Rush Limbaugh died. He was another case of somebody I listened to a lot in my 20s but that gradually reduced as his shtick wore thin and I also recognized he was just plain wrong on some of the facts he talked about. To the point where I haven't listened to him but for bits and pieces the last 15 years. 

So, Block retweeted a news story on Limbaugh's death with the comment "Good."

Really? A guy I respect and admired said that. I unfollowed him. I just don't need that kind of stuff. There are a lot of people I don't like who have died and I never felt good about it, with maybe the exception of Osama Bin Laden. Even when Jeffrey Epstein died, I didn't shed any tears, but was mostly mad that he took the easy way out. I wasn't glad he died. And certainly wouldn't take to social media to celebrate someone's death.

Maybe my disillusionment isn't so much with social media as it is with people in general. They've lost their manners, which is considered old-fashioned I guess. We've gotten to the point where profanity is a litmus test for manhood. "Locker room talk" is in vogue now. Keyboard warriors attacking people are supposedly tough. Just wait until that carries over into their daily life, which has begun, and a punch in the nose will cure them of that. But even those days are mostly gone as they're more likely to get shot instead.

It's a downhill slide we're on and I don't know how it'll stop. For me, it starts by lessening my social media use lest I get sucked down with it. I've vowed to myself not to let that happen. Maybe we can start a movement.

Hey, I know! Let's start a Facebook group and discuss it!

Or not.

Wednesday, February 17, 2021

Some whining

 I try not to whine. In fact, the most whining I do is about other people who whine. I try to be a stoic full-blooded Norwegian. A Viking! But ...

Have you ever had a root canal?

Uff da. Cracked my back molar last Monday eating a piece of steak, where I think I cut just a tiny bit of bone off and caught it just right while chewing. Went to dentist on Tuesday who looked at the x-ray and said "oh shoot." He referred me to an endodontist on Thursday for the root canal. Back to the dentist yesterday for a temporary crown. Will go back in two weeks for the permanent. Every day in between has had me whining. 

I assuage myself by saying Ragnar never had a root canal.

Not sure what is worse: back pain or tooth pain? With a sore back, you might not be able to sit or walk comfortably but you can still eat. With a sore mouth, you can't eat comfortably but you can walk.

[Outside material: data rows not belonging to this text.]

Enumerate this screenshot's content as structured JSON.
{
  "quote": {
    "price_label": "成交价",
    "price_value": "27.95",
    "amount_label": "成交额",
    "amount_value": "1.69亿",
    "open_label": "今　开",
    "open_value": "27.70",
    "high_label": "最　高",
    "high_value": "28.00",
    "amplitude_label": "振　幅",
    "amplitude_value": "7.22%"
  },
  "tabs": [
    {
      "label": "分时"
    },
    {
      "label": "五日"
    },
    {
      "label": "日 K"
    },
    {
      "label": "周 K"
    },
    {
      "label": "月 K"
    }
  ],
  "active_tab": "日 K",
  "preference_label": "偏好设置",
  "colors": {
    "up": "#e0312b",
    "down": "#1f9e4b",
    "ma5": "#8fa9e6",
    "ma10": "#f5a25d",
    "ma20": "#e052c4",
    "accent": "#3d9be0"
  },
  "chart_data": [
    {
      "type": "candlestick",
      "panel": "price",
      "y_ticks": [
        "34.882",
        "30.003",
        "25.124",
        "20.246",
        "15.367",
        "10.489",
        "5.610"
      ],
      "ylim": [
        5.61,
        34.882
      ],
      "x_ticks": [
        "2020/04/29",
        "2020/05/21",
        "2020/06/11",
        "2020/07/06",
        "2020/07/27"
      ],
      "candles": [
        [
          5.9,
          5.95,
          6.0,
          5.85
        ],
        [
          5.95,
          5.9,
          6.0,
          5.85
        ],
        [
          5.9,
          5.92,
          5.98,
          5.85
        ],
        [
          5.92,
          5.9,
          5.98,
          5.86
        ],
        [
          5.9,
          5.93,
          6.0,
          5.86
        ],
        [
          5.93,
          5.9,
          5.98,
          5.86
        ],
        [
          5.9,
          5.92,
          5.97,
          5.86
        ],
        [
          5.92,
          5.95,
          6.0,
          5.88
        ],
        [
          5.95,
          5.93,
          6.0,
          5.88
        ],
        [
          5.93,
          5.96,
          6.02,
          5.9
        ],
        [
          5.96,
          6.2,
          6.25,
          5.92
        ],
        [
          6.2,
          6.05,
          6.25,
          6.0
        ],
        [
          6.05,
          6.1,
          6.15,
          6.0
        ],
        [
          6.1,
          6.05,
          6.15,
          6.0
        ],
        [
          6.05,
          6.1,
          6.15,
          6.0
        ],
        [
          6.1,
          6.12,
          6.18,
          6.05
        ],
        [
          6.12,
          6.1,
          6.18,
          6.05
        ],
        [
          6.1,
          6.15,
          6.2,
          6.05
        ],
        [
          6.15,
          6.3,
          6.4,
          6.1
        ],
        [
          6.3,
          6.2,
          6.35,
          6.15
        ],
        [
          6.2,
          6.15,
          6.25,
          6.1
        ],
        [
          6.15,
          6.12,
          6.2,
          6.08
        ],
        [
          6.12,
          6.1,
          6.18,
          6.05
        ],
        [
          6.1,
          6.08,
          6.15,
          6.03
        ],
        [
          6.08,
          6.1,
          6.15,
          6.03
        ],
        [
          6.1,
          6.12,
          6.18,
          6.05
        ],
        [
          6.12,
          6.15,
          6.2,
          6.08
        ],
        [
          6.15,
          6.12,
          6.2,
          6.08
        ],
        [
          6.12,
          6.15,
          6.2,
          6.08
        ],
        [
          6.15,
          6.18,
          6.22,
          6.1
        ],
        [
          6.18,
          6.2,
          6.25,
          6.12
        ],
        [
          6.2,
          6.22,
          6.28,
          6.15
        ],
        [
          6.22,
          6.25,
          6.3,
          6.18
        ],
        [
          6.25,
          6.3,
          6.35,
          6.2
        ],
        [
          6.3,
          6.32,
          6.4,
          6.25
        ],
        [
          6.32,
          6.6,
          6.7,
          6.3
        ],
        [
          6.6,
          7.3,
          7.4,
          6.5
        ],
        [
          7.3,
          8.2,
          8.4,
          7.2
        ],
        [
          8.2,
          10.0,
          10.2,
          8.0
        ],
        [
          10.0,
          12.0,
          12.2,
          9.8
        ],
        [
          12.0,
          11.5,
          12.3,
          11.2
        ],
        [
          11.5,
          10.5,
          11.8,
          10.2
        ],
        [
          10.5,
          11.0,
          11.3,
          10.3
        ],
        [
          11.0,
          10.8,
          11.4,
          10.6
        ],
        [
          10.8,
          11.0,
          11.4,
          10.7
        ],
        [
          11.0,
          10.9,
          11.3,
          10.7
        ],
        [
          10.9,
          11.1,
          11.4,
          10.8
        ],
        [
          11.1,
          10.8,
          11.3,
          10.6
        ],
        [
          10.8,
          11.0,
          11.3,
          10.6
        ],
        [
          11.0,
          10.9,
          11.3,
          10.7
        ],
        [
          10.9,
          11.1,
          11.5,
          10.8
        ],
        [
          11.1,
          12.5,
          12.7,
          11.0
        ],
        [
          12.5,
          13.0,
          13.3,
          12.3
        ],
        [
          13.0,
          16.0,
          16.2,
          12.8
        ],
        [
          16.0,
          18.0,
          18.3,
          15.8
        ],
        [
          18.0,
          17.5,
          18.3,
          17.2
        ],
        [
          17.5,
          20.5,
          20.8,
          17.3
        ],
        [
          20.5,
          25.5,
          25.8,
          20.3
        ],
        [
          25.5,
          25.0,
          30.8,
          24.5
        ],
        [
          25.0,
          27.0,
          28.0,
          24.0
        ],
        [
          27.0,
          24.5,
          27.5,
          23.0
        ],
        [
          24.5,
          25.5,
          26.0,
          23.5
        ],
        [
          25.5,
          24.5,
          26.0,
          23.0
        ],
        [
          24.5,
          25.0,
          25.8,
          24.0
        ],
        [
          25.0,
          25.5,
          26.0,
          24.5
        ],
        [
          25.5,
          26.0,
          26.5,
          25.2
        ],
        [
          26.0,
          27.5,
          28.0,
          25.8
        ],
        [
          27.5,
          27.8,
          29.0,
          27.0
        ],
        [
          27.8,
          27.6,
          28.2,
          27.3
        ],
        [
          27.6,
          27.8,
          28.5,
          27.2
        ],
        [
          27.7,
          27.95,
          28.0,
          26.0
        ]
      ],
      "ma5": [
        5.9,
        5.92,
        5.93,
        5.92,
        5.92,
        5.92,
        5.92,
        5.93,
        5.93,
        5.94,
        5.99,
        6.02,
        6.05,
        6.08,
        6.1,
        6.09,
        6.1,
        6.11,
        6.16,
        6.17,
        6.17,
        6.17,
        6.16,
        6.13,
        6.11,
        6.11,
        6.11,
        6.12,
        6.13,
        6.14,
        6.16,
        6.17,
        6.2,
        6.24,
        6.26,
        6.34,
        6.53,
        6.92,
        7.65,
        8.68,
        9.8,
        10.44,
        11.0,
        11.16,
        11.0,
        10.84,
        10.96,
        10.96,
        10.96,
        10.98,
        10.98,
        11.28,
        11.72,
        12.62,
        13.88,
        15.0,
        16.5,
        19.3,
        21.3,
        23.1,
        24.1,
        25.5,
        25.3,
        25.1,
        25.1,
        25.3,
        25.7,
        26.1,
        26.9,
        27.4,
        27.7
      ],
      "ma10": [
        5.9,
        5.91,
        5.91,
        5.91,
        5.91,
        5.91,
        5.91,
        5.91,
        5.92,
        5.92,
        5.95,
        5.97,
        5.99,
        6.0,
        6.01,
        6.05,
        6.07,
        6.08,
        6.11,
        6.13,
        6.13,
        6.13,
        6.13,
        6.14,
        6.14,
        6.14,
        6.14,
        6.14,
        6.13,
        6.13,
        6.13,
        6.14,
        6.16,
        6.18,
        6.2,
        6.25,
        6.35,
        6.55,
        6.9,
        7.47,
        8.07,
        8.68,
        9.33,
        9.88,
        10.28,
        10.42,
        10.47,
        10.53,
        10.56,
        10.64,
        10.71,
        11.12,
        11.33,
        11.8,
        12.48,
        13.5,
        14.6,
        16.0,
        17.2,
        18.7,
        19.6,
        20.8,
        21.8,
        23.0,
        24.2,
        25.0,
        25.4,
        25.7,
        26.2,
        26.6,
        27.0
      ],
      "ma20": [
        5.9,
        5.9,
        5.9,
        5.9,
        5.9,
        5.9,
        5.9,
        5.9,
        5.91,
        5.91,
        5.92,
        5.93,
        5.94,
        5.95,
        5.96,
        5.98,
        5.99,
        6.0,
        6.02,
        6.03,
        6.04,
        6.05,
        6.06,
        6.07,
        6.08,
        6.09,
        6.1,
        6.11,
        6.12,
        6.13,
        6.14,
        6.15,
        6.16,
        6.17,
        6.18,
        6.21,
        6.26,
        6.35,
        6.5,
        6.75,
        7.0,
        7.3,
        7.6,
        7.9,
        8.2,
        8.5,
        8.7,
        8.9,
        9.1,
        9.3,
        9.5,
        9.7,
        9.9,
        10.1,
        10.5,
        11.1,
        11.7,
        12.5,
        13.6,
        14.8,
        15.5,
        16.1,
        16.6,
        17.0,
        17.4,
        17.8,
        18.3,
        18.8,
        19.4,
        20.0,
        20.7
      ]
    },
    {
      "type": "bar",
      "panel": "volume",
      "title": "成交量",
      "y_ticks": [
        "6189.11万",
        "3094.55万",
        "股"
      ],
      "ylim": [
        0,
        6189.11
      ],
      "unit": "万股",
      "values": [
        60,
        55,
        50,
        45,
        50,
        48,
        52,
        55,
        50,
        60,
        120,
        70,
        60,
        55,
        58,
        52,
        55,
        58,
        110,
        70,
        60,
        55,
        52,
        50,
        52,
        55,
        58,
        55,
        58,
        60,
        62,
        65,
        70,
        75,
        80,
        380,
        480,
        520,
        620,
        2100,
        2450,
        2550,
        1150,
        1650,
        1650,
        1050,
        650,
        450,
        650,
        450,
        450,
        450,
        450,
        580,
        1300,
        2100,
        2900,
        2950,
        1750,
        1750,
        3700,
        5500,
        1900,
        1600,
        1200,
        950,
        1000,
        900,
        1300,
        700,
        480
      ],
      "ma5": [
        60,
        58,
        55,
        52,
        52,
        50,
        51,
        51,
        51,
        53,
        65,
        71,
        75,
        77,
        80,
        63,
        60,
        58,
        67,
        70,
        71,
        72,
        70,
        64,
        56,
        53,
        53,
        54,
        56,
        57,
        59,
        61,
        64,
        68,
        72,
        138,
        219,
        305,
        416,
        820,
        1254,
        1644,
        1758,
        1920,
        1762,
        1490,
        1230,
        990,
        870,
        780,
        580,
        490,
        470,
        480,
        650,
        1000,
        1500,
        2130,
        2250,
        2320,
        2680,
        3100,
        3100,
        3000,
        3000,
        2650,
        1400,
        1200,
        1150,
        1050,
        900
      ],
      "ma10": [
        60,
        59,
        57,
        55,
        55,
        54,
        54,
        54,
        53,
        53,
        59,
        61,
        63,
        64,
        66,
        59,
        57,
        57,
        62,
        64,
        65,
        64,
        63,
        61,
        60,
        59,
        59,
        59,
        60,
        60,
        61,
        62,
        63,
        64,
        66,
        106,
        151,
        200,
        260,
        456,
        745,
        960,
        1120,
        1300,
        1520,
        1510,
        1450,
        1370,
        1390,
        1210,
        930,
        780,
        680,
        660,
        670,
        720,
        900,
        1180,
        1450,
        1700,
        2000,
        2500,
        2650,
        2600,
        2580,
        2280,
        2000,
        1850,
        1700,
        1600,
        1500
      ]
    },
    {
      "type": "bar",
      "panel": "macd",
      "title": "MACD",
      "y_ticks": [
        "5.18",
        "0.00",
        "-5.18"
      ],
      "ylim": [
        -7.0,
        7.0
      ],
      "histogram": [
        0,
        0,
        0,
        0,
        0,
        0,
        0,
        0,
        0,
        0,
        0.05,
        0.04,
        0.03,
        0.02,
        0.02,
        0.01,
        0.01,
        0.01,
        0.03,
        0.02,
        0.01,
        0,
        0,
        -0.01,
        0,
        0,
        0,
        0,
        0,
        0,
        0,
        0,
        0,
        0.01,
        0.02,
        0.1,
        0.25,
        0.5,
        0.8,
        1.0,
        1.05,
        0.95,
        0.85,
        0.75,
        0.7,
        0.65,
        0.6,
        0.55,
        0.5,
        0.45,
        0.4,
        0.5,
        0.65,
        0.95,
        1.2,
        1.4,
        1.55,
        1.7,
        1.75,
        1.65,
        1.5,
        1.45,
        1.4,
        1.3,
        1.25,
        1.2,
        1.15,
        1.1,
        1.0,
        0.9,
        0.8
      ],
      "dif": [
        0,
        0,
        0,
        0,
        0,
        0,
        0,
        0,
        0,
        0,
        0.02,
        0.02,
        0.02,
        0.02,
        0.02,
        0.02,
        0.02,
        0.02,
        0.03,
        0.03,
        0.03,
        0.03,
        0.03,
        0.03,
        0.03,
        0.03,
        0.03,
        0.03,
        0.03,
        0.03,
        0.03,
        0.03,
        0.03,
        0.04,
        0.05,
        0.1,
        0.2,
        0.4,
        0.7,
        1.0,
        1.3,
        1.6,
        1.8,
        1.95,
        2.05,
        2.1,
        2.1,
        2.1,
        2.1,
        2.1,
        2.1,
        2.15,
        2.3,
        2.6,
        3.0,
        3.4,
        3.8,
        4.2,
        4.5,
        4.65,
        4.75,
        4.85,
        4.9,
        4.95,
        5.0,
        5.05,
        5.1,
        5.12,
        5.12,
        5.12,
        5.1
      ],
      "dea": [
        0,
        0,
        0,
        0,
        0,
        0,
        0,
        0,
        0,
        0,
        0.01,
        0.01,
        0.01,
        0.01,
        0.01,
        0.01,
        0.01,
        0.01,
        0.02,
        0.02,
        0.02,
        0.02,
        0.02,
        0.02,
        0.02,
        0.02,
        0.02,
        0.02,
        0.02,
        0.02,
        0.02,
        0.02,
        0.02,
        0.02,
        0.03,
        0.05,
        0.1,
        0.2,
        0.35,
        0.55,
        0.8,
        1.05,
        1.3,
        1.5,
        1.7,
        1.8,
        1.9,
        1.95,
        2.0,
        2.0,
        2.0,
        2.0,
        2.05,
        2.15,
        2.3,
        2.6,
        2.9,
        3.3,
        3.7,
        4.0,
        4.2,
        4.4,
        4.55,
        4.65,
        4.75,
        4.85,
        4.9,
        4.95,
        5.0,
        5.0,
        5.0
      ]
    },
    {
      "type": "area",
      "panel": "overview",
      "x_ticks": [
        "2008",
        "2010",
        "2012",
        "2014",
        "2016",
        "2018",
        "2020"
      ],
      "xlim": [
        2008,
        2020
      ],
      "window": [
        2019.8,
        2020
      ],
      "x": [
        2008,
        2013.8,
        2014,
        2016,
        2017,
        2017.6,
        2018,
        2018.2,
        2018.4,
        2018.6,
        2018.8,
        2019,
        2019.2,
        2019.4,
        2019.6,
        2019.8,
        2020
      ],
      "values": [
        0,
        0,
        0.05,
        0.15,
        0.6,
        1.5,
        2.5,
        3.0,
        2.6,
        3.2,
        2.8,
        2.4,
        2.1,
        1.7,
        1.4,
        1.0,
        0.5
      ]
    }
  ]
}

My dentist, who used to coach my son's Teener baseball team, is a good guy. I like my dentist, but don't like going to him. At the appointment, before he stuck his fists in my mouth, he said to me: "I almost called you the other day. Do you know the worst part about dentistry?"

I said: "Hygeniests?" Because she was standing behind me.

He belly-laughed and she said: "I'm not a hygienist!" Guess she's a dental technician.

Short story shorter, he answered his own question: "Insurance companies."

Anyway, I trudge on with a sore jaw and gums from being stretched beyond normalcy and injections. Hopefully there's a light at the end of the tunnel now and I can get back to whining about this weather and cars that don't start and my mailbox getting run over by dumb drivers.